> [PROBLEM REQUIREMENTS]:
If a line in the entries below holds the string "magazinedirectory", copy it.

= Beginning of Section =

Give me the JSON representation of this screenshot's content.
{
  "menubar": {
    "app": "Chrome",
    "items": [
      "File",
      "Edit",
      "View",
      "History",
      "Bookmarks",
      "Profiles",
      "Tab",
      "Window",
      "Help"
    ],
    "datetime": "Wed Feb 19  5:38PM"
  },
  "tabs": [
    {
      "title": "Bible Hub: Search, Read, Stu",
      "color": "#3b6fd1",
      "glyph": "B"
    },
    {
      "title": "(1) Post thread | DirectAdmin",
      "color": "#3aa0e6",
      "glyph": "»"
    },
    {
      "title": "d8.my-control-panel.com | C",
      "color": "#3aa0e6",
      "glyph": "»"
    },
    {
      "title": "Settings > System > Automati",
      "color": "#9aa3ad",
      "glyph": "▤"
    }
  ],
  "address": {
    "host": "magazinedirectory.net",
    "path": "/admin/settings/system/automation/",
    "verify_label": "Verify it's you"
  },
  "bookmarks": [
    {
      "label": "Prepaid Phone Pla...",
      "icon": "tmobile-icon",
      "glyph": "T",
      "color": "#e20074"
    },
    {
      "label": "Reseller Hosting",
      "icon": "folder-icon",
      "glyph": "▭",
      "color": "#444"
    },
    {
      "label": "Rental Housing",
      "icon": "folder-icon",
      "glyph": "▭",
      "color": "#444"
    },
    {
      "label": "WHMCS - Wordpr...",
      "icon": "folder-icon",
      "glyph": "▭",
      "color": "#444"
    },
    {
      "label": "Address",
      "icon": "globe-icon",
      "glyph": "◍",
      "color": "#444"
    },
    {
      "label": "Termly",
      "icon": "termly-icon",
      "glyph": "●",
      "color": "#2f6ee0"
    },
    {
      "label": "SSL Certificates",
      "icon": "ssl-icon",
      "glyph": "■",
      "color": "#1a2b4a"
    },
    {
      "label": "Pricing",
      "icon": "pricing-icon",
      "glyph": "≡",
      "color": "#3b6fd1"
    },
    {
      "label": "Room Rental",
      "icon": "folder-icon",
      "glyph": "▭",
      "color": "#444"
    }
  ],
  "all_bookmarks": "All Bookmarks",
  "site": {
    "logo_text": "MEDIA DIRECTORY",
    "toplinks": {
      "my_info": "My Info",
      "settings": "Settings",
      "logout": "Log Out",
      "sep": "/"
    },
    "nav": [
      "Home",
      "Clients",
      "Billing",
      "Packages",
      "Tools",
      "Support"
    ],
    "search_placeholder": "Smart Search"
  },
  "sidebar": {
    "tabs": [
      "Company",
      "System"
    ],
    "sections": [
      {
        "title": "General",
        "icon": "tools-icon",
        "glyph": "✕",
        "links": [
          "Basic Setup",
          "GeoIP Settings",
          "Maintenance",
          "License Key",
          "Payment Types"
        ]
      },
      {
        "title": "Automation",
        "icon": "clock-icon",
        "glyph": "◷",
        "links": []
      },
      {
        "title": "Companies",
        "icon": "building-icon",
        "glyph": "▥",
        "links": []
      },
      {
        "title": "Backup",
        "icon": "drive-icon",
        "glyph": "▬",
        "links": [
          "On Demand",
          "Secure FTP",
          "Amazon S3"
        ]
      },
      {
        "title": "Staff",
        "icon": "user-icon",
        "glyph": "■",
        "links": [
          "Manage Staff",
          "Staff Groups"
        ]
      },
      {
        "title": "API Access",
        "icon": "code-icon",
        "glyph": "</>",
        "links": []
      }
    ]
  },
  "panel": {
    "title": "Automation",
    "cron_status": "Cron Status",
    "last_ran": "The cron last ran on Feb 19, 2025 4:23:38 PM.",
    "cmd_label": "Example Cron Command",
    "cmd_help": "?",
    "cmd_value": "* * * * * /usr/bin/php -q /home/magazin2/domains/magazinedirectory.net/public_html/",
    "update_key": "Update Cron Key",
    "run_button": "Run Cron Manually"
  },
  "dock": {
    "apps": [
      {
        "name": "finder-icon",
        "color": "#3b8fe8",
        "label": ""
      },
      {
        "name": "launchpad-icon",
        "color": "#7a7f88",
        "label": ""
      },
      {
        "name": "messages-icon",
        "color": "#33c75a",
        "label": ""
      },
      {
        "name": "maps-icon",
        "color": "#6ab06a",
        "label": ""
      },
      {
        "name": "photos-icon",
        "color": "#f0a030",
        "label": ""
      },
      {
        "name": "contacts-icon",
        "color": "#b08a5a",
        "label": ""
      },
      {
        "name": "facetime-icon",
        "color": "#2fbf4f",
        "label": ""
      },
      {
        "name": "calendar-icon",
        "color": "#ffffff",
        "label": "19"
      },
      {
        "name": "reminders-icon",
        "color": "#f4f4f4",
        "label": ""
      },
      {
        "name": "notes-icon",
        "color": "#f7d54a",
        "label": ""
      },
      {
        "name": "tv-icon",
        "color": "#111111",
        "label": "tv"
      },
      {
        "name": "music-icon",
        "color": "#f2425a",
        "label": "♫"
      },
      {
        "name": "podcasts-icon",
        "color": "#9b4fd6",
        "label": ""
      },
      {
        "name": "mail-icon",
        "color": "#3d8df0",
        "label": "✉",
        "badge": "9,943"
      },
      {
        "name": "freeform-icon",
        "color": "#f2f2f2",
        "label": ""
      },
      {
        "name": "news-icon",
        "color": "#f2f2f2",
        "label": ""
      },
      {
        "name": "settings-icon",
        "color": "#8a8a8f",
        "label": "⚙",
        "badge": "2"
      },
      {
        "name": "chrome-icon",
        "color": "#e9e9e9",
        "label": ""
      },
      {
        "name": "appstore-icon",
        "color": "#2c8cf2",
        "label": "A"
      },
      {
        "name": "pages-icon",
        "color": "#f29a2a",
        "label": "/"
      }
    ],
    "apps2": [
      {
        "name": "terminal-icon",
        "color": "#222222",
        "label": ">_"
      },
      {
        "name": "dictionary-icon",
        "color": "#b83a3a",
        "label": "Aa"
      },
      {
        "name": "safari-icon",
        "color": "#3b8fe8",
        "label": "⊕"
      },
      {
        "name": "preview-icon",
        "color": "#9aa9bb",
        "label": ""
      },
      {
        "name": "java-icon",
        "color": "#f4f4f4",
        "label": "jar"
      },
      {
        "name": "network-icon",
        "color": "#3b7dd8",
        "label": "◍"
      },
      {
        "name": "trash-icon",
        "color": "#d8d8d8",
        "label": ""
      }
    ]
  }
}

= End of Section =

> [EXERCISE OUTPUT]:
    "host": "magazinedirectory.net",
    "cmd_value": "* * * * * /usr/bin/php -q /home/magazin2/domains/magazinedirectory.net/public_html/",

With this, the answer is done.